The rate of income growth depends on a wide range of factors, but demographics, urbanisation, technology, education, global trade, credit multiplication, governance and government all play a crucial part. The Chinese government’s policies have resulted in extra-ordinary improvements in incomes through market liberalisation and bold central planning. 2013 will see a new range of large state projects in China: the launch of a lunar probe - Chang’e 3 - which will position the first permanent telescope on the Moon; completion of the world’s tallest building in the central province of Hunan, and the opening of the first phase of the world’s largest water management project, diverting billions of litres 700 miles to the arid North from the Yangtze river in the South.

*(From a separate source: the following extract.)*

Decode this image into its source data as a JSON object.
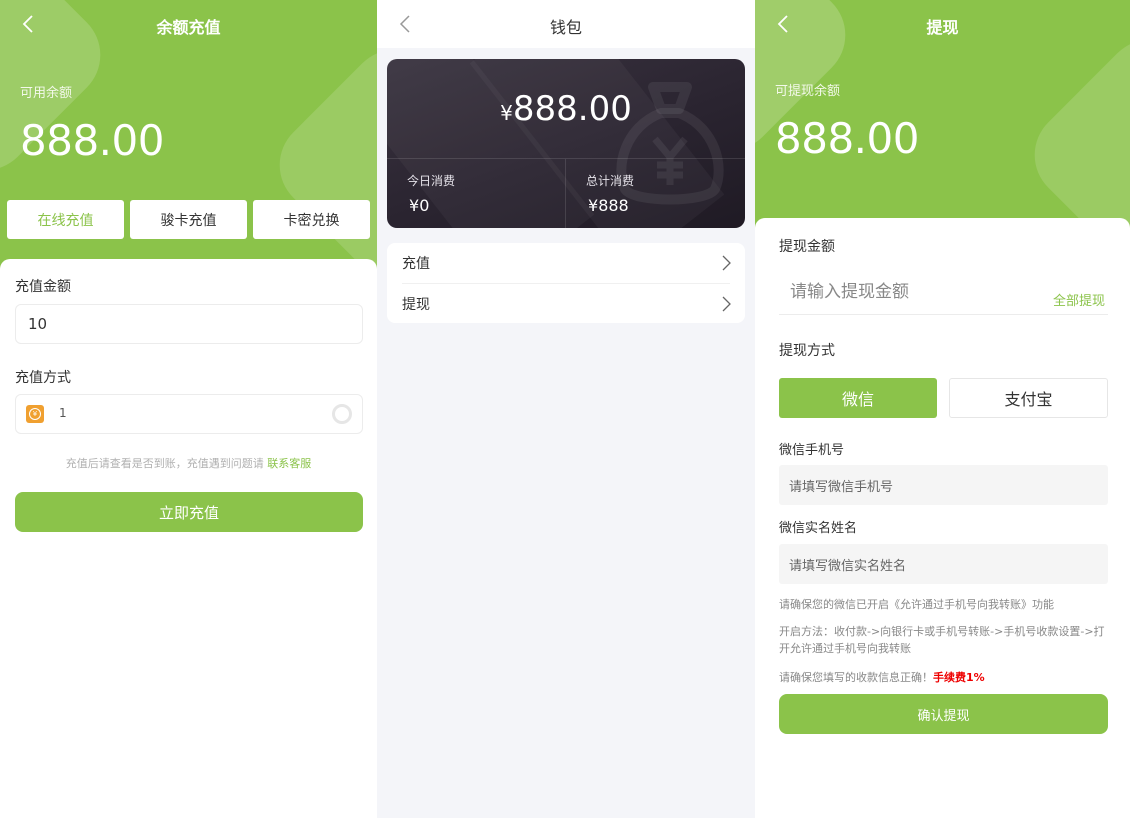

But while large infrastructure projects provide jobs and the structures and urban environment of a developed society, it is the increase in household incomes and the resulting consumption that have the greatest long-term impact and provide the foundations for a sustainable, healthy economy.

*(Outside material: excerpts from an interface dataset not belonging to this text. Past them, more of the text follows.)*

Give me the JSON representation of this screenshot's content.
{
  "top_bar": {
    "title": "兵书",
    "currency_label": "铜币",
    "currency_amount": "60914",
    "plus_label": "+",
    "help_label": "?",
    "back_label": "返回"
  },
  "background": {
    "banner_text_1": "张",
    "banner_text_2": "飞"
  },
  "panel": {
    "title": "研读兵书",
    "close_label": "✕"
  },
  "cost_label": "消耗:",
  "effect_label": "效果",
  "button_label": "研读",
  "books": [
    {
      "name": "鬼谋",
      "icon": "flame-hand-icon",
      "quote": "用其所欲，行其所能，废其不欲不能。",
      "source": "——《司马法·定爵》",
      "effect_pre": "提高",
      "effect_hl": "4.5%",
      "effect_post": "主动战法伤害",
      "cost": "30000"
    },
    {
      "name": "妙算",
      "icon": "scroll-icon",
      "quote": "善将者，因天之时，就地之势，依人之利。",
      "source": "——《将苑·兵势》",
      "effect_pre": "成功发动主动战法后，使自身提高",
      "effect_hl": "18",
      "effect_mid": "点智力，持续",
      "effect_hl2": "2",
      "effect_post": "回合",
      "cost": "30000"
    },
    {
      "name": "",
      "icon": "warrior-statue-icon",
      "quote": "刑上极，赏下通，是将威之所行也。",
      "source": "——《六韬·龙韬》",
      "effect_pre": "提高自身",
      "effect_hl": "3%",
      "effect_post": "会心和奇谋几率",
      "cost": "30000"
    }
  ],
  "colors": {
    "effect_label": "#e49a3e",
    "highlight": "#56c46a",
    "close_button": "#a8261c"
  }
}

Spending patterns change dramatically as income levels rise from below $1,000 p.a. to between $3,000 - $5,000 p.a. As well as BRIC (Brazil, Russia, India, China), countries like Indonesia, The Philippines, Egypt, Columbia and Peru are all expected to go through this threshold in the next 30 years, with consequences for dietary change, discretionary consumption, financial services, housing and healthcare

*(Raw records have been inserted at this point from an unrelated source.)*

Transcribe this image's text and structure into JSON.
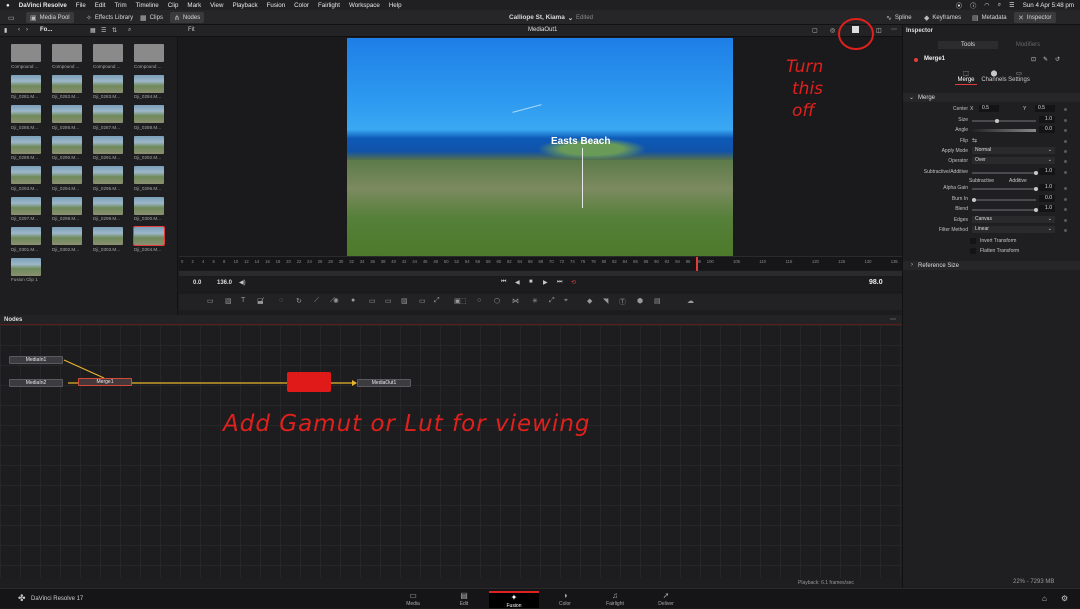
{
  "menubar": {
    "app": "DaVinci Resolve",
    "items": [
      "File",
      "Edit",
      "Trim",
      "Timeline",
      "Clip",
      "Mark",
      "View",
      "Playback",
      "Fusion",
      "Color",
      "Fairlight",
      "Workspace",
      "Help"
    ],
    "clock": "Sun 4 Apr  5:48 pm"
  },
  "toolbar": {
    "media_pool": "Media Pool",
    "effects_library": "Effects Library",
    "clips": "Clips",
    "nodes": "Nodes",
    "project_title": "Calliope St, Kiama",
    "project_state": "Edited",
    "spline": "Spline",
    "keyframes": "Keyframes",
    "metadata": "Metadata",
    "inspector": "Inspector"
  },
  "subbar": {
    "folder": "Fo...",
    "fit": "Fit",
    "viewer_name": "MediaOut1"
  },
  "media_pool": {
    "clips": [
      {
        "label": "Compound ...",
        "kind": "comp"
      },
      {
        "label": "Compound ...",
        "kind": "comp"
      },
      {
        "label": "Compound ...",
        "kind": "comp"
      },
      {
        "label": "Compound ...",
        "kind": "comp"
      },
      {
        "label": "Dji_0281.M...",
        "kind": "clip"
      },
      {
        "label": "Dji_0282.M...",
        "kind": "clip"
      },
      {
        "label": "Dji_0283.M...",
        "kind": "clip"
      },
      {
        "label": "Dji_0284.M...",
        "kind": "clip"
      },
      {
        "label": "Dji_0285.M...",
        "kind": "clip"
      },
      {
        "label": "Dji_0286.M...",
        "kind": "clip"
      },
      {
        "label": "Dji_0287.M...",
        "kind": "clip"
      },
      {
        "label": "Dji_0288.M...",
        "kind": "clip"
      },
      {
        "label": "Dji_0289.M...",
        "kind": "clip"
      },
      {
        "label": "Dji_0290.M...",
        "kind": "clip"
      },
      {
        "label": "Dji_0291.M...",
        "kind": "clip"
      },
      {
        "label": "Dji_0292.M...",
        "kind": "clip"
      },
      {
        "label": "Dji_0293.M...",
        "kind": "clip"
      },
      {
        "label": "Dji_0294.M...",
        "kind": "clip"
      },
      {
        "label": "Dji_0295.M...",
        "kind": "clip"
      },
      {
        "label": "Dji_0296.M...",
        "kind": "clip"
      },
      {
        "label": "Dji_0297.M...",
        "kind": "clip"
      },
      {
        "label": "Dji_0298.M...",
        "kind": "clip"
      },
      {
        "label": "Dji_0299.M...",
        "kind": "clip"
      },
      {
        "label": "Dji_0300.M...",
        "kind": "clip"
      },
      {
        "label": "Dji_0301.M...",
        "kind": "clip"
      },
      {
        "label": "Dji_0302.M...",
        "kind": "clip"
      },
      {
        "label": "Dji_0303.M...",
        "kind": "clip"
      },
      {
        "label": "Dji_0304.M...",
        "kind": "clip",
        "selected": true
      },
      {
        "label": "Fusion Clip 1",
        "kind": "clip"
      }
    ]
  },
  "viewer": {
    "overlay_text": "Easts Beach"
  },
  "ruler": {
    "ticks": [
      "0",
      "2",
      "4",
      "6",
      "8",
      "10",
      "12",
      "14",
      "16",
      "18",
      "20",
      "22",
      "24",
      "26",
      "28",
      "30",
      "32",
      "34",
      "36",
      "38",
      "40",
      "42",
      "44",
      "46",
      "48",
      "50",
      "52",
      "54",
      "56",
      "58",
      "60",
      "62",
      "64",
      "66",
      "68",
      "70",
      "72",
      "74",
      "76",
      "78",
      "80",
      "82",
      "84",
      "86",
      "88",
      "90",
      "92",
      "94",
      "96",
      "98",
      "100",
      "105",
      "110",
      "115",
      "120",
      "125",
      "130",
      "135"
    ],
    "playhead_frame": 98
  },
  "transport": {
    "start": "0.0",
    "end": "136.0",
    "current": "98.0"
  },
  "nodes_panel": {
    "title": "Nodes",
    "nodes": {
      "media_in1": "MediaIn1",
      "media_in2": "MediaIn2",
      "merge1": "Merge1",
      "media_out1": "MediaOut1"
    }
  },
  "status": {
    "playback": "Playback: 6.1 frames/sec",
    "memory": "22% - 7293 MB"
  },
  "inspector": {
    "title": "Inspector",
    "tab_tools": "Tools",
    "tab_modifiers": "Modifiers",
    "node_name": "Merge1",
    "subtabs": [
      "Merge",
      "Channels",
      "Settings"
    ],
    "section_merge": "Merge",
    "section_reference": "Reference Size",
    "rows": {
      "center_label": "Center",
      "center_x_label": "X",
      "center_x": "0.5",
      "center_y_label": "Y",
      "center_y": "0.5",
      "size_label": "Size",
      "size": "1.0",
      "angle_label": "Angle",
      "angle": "0.0",
      "flip_label": "Flip",
      "apply_mode_label": "Apply Mode",
      "apply_mode": "Normal",
      "operator_label": "Operator",
      "operator": "Over",
      "subadd_label": "Subtractive/Additive",
      "subadd": "1.0",
      "subtractive": "Subtractive",
      "additive": "Additive",
      "alpha_gain_label": "Alpha Gain",
      "alpha_gain": "1.0",
      "burn_in_label": "Burn In",
      "burn_in": "0.0",
      "blend_label": "Blend",
      "blend": "1.0",
      "edges_label": "Edges",
      "edges": "Canvas",
      "filter_label": "Filter Method",
      "filter": "Linear",
      "invert_transform": "Invert Transform",
      "flatten_transform": "Flatten Transform"
    }
  },
  "pages": [
    {
      "label": "Media",
      "icon": "media-page-icon",
      "glyph": "▭"
    },
    {
      "label": "Edit",
      "icon": "edit-page-icon",
      "glyph": "▤"
    },
    {
      "label": "Fusion",
      "icon": "fusion-page-icon",
      "glyph": "✦",
      "active": true
    },
    {
      "label": "Color",
      "icon": "color-page-icon",
      "glyph": "◑"
    },
    {
      "label": "Fairlight",
      "icon": "fairlight-page-icon",
      "glyph": "♫"
    },
    {
      "label": "Deliver",
      "icon": "deliver-page-icon",
      "glyph": "➚"
    }
  ],
  "brand": "DaVinci Resolve 17",
  "annotations": {
    "top_right": [
      "Turn",
      "this",
      "off"
    ],
    "bottom": "Add Gamut or Lut for viewing"
  },
  "colors": {
    "accent": "#e33c3c",
    "link_line": "#e8b52a",
    "annotation": "#e0201c"
  }
}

The $18 trillion p.a. increase in EM consumption offers extraordinary opportunities for businesses, from the humblest local entrepreneur to the largest multinationals. From Coca-Cola to Nissan, most multinationals have well-developed strategies to meet growing EM demand. European listed companies now derive over a quarter of their revenue from EMs, so not all beneficiaries of EM trends will be EM companies. And while it might seem intuitive that local, EM companies would be major beneficiaries of local growth, this is often not the case: many companies listed on EM stock markets make a large proportion of their sales in developed markets and rely on Western demand for their products (often manufactured goods or commodities).
So there is quite a difference between companies which benefit from fast growing EM demand and those EM supply companies which deliver to the slower-growing developed markets (DM). Not only do EM supply companies suffer from the slow growth in the DM, but they also have to cope with the fast rise in wages and other costs in the EM.
Investors hoping to capture the benefits of the EM opportunity have the choice of investing in EM listed companies through an EM fund (recognising that it does not perfectly match the opportunity) or buying exposure within a global equity portfolio, picking out the beneficiaries irrespective of where they are listed. For those integrating EM into their global equity investments, the MSCI All Countries World Index is fast growing in popularity as the new standard global equity index. ACWI includes the EM in its calculation, whereas the traditional MSCI World Index does not. Currently, companies listed in EM account for about 14% of ACWI. Sarasin & Partners offers the choice to clients, both with a dedicated EM fund and by including the beneficiaries of many EM trends in our successful thematic global equity funds.
Whichever investment approach is selected, the inexorable process of convergence in living standards is creating extraordinary long-term demand growth, and multiple opportunities for investors.
Share this article